Receivers update investors on failed fin coys over holiday period

In the lead-up to the holiday period, receivers PricewaterhouseCoopers and Deloitte gave investors updates on the state of a handful of failed finance companies - though not all of them gave cause for Christmas cheer.

Thursday, January 7th 2010, 5:08AM

by Paul McBeth

Some 6,000 debenture holders in Dominion Finance Group, who were owed about $224 million when the company was sent to receivers in September 2008, were expected to receive two cents in the dollar before Christmas, according to a November investors report by receiver Ron Pardington of Deloitte. He told investors he hopes to make the next distribution around April, and reiterated his expectation that investors will receive between 10 and 25 cents.

Investors in Capital + Merchant Business Investments received nine cents in the dollar, though receiver Colin McCloy of PwC did not expect any more distribution to be made. CMBI is a subsidiary of Capital + Merchant Group, whose Capital + Merchant Finance was put into liquidation on December 15, according to the Companies Office website.

PwC's McCloy delivered bad news to investors in OPI Pacific Finance, formerly MFS Pacific Finance, in his first report in November, saying "it is likely there will be significant shortfall from recovery from the loan book" and that he was unable to estimate a return for secured debenture holders still owed $198.4 million. He doubted unsecured creditors would receive any of their $57.5 million.

Lombard Finance & Investments investors received 6.5 cents in the dollar payment, even though the receiver had been forced to sell underlying property assets as mortgagee or had appointed receivers to manage the sell down process due to the volatile property market. PwC's John Fisk said the market was too uncertain to review their estimated return of between 17% and 29% of the principal investment until the next report in February, after marketing campaigns had run their course through December and January.

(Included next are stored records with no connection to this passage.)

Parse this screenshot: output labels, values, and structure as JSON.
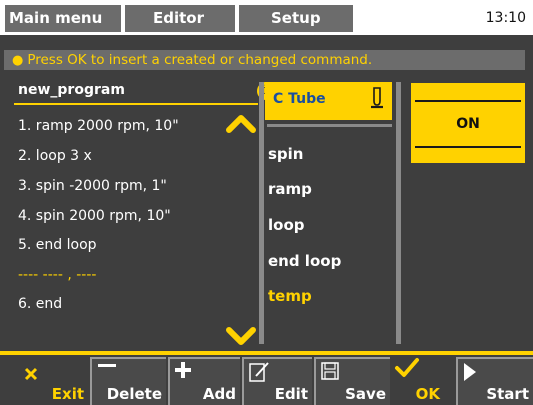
{
  "header": {
    "tabs": [
      {
        "label": "Main menu"
      },
      {
        "label": "Editor"
      },
      {
        "label": "Setup"
      }
    ],
    "clock": "13:10"
  },
  "info": {
    "message": "Press OK to insert a created or changed command."
  },
  "program": {
    "title": "new_program",
    "steps": [
      "1. ramp 2000 rpm, 10\"",
      "2. loop 3 x",
      "3. spin -2000 rpm, 1\"",
      "4. spin 2000 rpm, 10\"",
      "5. end loop",
      "6. end"
    ],
    "insert_placeholder": "---- ---- , ----"
  },
  "commands": {
    "selected": "C Tube",
    "items": [
      "spin",
      "ramp",
      "loop",
      "end loop",
      "temp"
    ]
  },
  "status": {
    "on_label": "ON"
  },
  "toolbar": {
    "exit_label": "Exit",
    "delete_label": "Delete",
    "add_label": "Add",
    "edit_label": "Edit",
    "save_label": "Save",
    "ok_label": "OK",
    "start_label": "Start"
  },
  "colors": {
    "background": "#3e3e3e",
    "accent_yellow": "#ffd200",
    "tab_gray": "#6c6c6c",
    "selected_text_blue": "#1a4fa0"
  }
}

Secured debenture holders in Five Star Consumer Finance could receive another 2.5 cents in the dollar taking their total possible repayment to 25 cents, according to McCloy's December letter to investors, though this is dependent on the civil proceedings against the company's directors and an alleged de facto director which have been deferred by criminal charges being laid by government agencies.

Investors in National Finance 2000, whose loan book was snapped by Allan Hawkins' Cynotech Holdings, received their final update after receiving their last payment in October. Secured debenture holders were repaid 49.1% of their principal.

McCloy told investors in Nathans Finance, the VTL subsidiary, that they would receive a payment of 1.5 cents in the dollar, though they would be unlikely to receive more than 10% of their principal. McCloy said the receivers were continuing to investigate the affairs of Nathans and VTL.

Paul is a staff writer for Good Returns based in Wellington.

« Bridgecorp receivers all but give up on MomiSovereign takes regulation bull by the horns »

Special Offers

Commenting is closed

© Copyright 1997-2020 Tarawera Publishing Ltd. All Rights Reserved